### MATERIAL FOR THE TASK ###
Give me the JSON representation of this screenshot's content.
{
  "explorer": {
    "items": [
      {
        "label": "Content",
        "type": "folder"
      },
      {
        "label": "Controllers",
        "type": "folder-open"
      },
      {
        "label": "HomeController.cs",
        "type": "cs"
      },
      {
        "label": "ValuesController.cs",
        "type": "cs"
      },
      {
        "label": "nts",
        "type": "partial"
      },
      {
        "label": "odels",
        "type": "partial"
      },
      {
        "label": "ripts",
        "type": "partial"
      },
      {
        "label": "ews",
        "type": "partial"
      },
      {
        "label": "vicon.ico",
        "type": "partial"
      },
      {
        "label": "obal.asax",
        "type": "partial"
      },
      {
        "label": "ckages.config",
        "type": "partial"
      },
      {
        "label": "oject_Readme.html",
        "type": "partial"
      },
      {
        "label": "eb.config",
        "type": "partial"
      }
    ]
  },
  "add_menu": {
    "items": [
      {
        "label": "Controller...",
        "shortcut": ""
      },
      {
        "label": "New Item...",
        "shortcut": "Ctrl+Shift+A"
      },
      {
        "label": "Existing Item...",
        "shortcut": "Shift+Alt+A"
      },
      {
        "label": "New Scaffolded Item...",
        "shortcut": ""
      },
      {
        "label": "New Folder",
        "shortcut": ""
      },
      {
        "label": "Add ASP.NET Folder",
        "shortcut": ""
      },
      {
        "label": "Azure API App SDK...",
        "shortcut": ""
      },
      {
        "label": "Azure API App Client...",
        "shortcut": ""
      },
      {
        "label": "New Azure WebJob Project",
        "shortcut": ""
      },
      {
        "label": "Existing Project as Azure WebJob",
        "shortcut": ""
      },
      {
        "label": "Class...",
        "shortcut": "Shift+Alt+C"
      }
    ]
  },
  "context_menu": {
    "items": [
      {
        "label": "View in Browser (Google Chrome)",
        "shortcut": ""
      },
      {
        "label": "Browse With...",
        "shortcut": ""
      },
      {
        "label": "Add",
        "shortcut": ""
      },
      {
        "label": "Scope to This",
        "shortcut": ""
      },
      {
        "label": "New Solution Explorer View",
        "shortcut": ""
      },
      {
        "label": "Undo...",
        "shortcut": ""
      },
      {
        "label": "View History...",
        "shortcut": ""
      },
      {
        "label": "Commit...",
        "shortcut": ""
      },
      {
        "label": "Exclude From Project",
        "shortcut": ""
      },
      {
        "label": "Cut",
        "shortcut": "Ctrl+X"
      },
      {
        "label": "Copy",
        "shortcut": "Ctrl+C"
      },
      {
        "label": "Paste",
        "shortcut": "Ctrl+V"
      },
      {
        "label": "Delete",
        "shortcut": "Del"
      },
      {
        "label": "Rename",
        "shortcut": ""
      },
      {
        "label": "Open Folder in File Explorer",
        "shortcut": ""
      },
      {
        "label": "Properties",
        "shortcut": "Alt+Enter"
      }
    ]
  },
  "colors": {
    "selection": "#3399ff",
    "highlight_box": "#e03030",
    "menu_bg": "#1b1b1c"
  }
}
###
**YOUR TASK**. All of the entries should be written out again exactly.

**SOLUTION**.
Give me the JSON representation of this screenshot's content.
{
  "explorer": {
    "items": [
      {
        "label": "Content",
        "type": "folder"
      },
      {
        "label": "Controllers",
        "type": "folder-open"
      },
      {
        "label": "HomeController.cs",
        "type": "cs"
      },
      {
        "label": "ValuesController.cs",
        "type": "cs"
      },
      {
        "label": "nts",
        "type": "partial"
      },
      {
        "label": "odels",
        "type": "partial"
      },
      {
        "label": "ripts",
        "type": "partial"
      },
      {
        "label": "ews",
        "type": "partial"
      },
      {
        "label": "vicon.ico",
        "type": "partial"
      },
      {
        "label": "obal.asax",
        "type": "partial"
      },
      {
        "label": "ckages.config",
        "type": "partial"
      },
      {
        "label": "oject_Readme.html",
        "type": "partial"
      },
      {
        "label": "eb.config",
        "type": "partial"
      }
    ]
  },
  "add_menu": {
    "items": [
      {
        "label": "Controller...",
        "shortcut": ""
      },
      {
        "label": "New Item...",
        "shortcut": "Ctrl+Shift+A"
      },
      {
        "label": "Existing Item...",
        "shortcut": "Shift+Alt+A"
      },
      {
        "label": "New Scaffolded Item...",
        "shortcut": ""
      },
      {
        "label": "New Folder",
        "shortcut": ""
      },
      {
        "label": "Add ASP.NET Folder",
        "shortcut": ""
      },
      {
        "label": "Azure API App SDK...",
        "shortcut": ""
      },
      {
        "label": "Azure API App Client...",
        "shortcut": ""
      },
      {
        "label": "New Azure WebJob Project",
        "shortcut": ""
      },
      {
        "label": "Existing Project as Azure WebJob",
        "shortcut": ""
      },
      {
        "label": "Class...",
        "shortcut": "Shift+Alt+C"
      }
    ]
  },
  "context_menu": {
    "items": [
      {
        "label": "View in Browser (Google Chrome)",
        "shortcut": ""
      },
      {
        "label": "Browse With...",
        "shortcut": ""
      },
      {
        "label": "Add",
        "shortcut": ""
      },
      {
        "label": "Scope to This",
        "shortcut": ""
      },
      {
        "label": "New Solution Explorer View",
        "shortcut": ""
      },
      {
        "label": "Undo...",
        "shortcut": ""
      },
      {
        "label": "View History...",
        "shortcut": ""
      },
      {
        "label": "Commit...",
        "shortcut": ""
      },
      {
        "label": "Exclude From Project",
        "shortcut": ""
      },
      {
        "label": "Cut",
        "shortcut": "Ctrl+X"
      },
      {
        "label": "Copy",
        "shortcut": "Ctrl+C"
      },
      {
        "label": "Paste",
        "shortcut": "Ctrl+V"
      },
      {
        "label": "Delete",
        "shortcut": "Del"
      },
      {
        "label": "Rename",
        "shortcut": ""
      },
      {
        "label": "Open Folder in File Explorer",
        "shortcut": ""
      },
      {
        "label": "Properties",
        "shortcut": "Alt+Enter"
      }
    ]
  },
  "colors": {
    "selection": "#3399ff",
    "highlight_box": "#e03030",
    "menu_bg": "#1b1b1c"
  }
}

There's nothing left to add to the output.